* _HOW TO COMPLETE THIS TASK_:
Using the listing below, report all lines holding the word "icon".
MATERIALS PROVIDED section start
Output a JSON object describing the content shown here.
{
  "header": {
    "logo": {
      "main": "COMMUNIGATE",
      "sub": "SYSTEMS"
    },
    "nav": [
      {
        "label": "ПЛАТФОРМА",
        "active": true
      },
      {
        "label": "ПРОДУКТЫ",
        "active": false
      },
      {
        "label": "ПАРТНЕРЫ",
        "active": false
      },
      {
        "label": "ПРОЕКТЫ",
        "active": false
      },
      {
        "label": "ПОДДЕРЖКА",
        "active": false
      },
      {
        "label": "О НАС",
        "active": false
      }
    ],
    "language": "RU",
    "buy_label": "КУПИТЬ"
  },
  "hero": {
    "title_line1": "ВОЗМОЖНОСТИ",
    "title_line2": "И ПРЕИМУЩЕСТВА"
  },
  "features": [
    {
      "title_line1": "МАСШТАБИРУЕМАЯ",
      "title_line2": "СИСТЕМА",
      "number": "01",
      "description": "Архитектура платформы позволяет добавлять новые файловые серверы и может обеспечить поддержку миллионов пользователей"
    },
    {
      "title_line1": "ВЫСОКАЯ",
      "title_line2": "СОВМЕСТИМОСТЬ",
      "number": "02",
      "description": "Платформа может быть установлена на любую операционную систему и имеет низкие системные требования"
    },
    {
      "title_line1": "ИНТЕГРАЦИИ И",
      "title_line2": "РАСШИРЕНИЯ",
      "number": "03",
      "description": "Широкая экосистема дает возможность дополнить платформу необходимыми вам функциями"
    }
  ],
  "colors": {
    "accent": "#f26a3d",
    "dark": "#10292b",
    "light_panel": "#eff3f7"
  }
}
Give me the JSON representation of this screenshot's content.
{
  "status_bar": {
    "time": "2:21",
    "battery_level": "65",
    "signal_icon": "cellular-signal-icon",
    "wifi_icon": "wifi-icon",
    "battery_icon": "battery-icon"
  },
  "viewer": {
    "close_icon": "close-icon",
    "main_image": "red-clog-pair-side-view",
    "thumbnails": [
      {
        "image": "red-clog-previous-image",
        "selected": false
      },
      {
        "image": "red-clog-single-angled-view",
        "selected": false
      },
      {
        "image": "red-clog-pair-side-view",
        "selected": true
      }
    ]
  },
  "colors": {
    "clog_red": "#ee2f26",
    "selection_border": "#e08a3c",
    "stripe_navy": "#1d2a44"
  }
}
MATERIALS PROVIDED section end
* _ANSWER TO THE EXERCISE_:
    "signal_icon": "cellular-signal-icon",
    "wifi_icon": "wifi-icon",
    "battery_icon": "battery-icon"
    "close_icon": "close-icon",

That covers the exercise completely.